Work to be completed: Every line of the material has to be retyped exactly.

Data to use:
####

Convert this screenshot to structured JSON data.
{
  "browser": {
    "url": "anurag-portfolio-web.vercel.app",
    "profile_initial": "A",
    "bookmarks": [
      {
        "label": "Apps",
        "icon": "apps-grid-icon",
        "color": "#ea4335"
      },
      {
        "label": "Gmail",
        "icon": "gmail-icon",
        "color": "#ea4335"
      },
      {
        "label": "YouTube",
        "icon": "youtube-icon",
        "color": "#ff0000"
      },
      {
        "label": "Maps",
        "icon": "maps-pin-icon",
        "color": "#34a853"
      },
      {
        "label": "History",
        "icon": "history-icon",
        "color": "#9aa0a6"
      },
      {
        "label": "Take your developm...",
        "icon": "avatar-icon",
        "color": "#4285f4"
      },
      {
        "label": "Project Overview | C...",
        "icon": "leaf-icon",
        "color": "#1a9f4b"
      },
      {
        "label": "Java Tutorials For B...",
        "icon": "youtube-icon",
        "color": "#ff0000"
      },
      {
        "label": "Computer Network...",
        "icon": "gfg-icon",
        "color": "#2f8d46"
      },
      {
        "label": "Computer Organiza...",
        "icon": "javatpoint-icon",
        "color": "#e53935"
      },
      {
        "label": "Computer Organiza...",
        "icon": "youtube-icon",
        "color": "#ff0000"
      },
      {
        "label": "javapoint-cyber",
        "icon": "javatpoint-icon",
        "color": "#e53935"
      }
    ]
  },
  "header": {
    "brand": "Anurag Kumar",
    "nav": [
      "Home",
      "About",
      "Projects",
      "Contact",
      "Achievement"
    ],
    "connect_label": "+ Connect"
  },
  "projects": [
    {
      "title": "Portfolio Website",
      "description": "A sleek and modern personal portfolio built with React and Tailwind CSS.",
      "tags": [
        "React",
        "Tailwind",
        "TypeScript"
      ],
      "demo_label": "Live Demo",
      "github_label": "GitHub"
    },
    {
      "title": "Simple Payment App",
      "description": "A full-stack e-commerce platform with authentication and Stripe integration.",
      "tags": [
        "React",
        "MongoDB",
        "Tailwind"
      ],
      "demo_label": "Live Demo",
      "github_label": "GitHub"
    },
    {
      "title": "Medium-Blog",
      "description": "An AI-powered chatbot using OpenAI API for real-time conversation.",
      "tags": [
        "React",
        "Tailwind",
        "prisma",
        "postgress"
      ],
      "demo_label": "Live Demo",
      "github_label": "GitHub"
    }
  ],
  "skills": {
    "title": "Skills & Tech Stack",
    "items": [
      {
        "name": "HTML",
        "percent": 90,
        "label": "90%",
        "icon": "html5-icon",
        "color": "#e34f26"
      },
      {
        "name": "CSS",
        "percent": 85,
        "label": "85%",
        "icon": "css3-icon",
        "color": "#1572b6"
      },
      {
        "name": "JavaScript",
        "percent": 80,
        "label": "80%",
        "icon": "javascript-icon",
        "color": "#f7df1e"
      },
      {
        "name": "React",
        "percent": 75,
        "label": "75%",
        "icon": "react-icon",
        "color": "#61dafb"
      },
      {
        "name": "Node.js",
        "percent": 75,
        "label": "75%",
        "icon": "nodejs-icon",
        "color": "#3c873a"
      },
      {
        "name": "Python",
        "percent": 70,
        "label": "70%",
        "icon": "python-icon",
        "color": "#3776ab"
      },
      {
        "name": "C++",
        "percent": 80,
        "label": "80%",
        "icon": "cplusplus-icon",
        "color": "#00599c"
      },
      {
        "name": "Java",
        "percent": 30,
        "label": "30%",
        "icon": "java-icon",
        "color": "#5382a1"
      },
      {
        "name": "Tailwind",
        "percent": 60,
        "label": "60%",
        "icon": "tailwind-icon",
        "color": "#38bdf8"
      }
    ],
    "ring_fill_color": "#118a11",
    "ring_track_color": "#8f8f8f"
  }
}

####

Task solution:
Convert this screenshot to structured JSON data.
{
  "browser": {
    "url": "anurag-portfolio-web.vercel.app",
    "profile_initial": "A",
    "bookmarks": [
      {
        "label": "Apps",
        "icon": "apps-grid-icon",
        "color": "#ea4335"
      },
      {
        "label": "Gmail",
        "icon": "gmail-icon",
        "color": "#ea4335"
      },
      {
        "label": "YouTube",
        "icon": "youtube-icon",
        "color": "#ff0000"
      },
      {
        "label": "Maps",
        "icon": "maps-pin-icon",
        "color": "#34a853"
      },
      {
        "label": "History",
        "icon": "history-icon",
        "color": "#9aa0a6"
      },
      {
        "label": "Take your developm...",
        "icon": "avatar-icon",
        "color": "#4285f4"
      },
      {
        "label": "Project Overview | C...",
        "icon": "leaf-icon",
        "color": "#1a9f4b"
      },
      {
        "label": "Java Tutorials For B...",
        "icon": "youtube-icon",
        "color": "#ff0000"
      },
      {
        "label": "Computer Network...",
        "icon": "gfg-icon",
        "color": "#2f8d46"
      },
      {
        "label": "Computer Organiza...",
        "icon": "javatpoint-icon",
        "color": "#e53935"
      },
      {
        "label": "Computer Organiza...",
        "icon": "youtube-icon",
        "color": "#ff0000"
      },
      {
        "label": "javapoint-cyber",
        "icon": "javatpoint-icon",
        "color": "#e53935"
      }
    ]
  },
  "header": {
    "brand": "Anurag Kumar",
    "nav": [
      "Home",
      "About",
      "Projects",
      "Contact",
      "Achievement"
    ],
    "connect_label": "+ Connect"
  },
  "projects": [
    {
      "title": "Portfolio Website",
      "description": "A sleek and modern personal portfolio built with React and Tailwind CSS.",
      "tags": [
        "React",
        "Tailwind",
        "TypeScript"
      ],
      "demo_label": "Live Demo",
      "github_label": "GitHub"
    },
    {
      "title": "Simple Payment App",
      "description": "A full-stack e-commerce platform with authentication and Stripe integration.",
      "tags": [
        "React",
        "MongoDB",
        "Tailwind"
      ],
      "demo_label": "Live Demo",
      "github_label": "GitHub"
    },
    {
      "title": "Medium-Blog",
      "description": "An AI-powered chatbot using OpenAI API for real-time conversation.",
      "tags": [
        "React",
        "Tailwind",
        "prisma",
        "postgress"
      ],
      "demo_label": "Live Demo",
      "github_label": "GitHub"
    }
  ],
  "skills": {
    "title": "Skills & Tech Stack",
    "items": [
      {
        "name": "HTML",
        "percent": 90,
        "label": "90%",
        "icon": "html5-icon",
        "color": "#e34f26"
      },
      {
        "name": "CSS",
        "percent": 85,
        "label": "85%",
        "icon": "css3-icon",
        "color": "#1572b6"
      },
      {
        "name": "JavaScript",
        "percent": 80,
        "label": "80%",
        "icon": "javascript-icon",
        "color": "#f7df1e"
      },
      {
        "name": "React",
        "percent": 75,
        "label": "75%",
        "icon": "react-icon",
        "color": "#61dafb"
      },
      {
        "name": "Node.js",
        "percent": 75,
        "label": "75%",
        "icon": "nodejs-icon",
        "color": "#3c873a"
      },
      {
        "name": "Python",
        "percent": 70,
        "label": "70%",
        "icon": "python-icon",
        "color": "#3776ab"
      },
      {
        "name": "C++",
        "percent": 80,
        "label": "80%",
        "icon": "cplusplus-icon",
        "color": "#00599c"
      },
      {
        "name": "Java",
        "percent": 30,
        "label": "30%",
        "icon": "java-icon",
        "color": "#5382a1"
      },
      {
        "name": "Tailwind",
        "percent": 60,
        "label": "60%",
        "icon": "tailwind-icon",
        "color": "#38bdf8"
      }
    ],
    "ring_fill_color": "#118a11",
    "ring_track_color": "#8f8f8f"
  }
}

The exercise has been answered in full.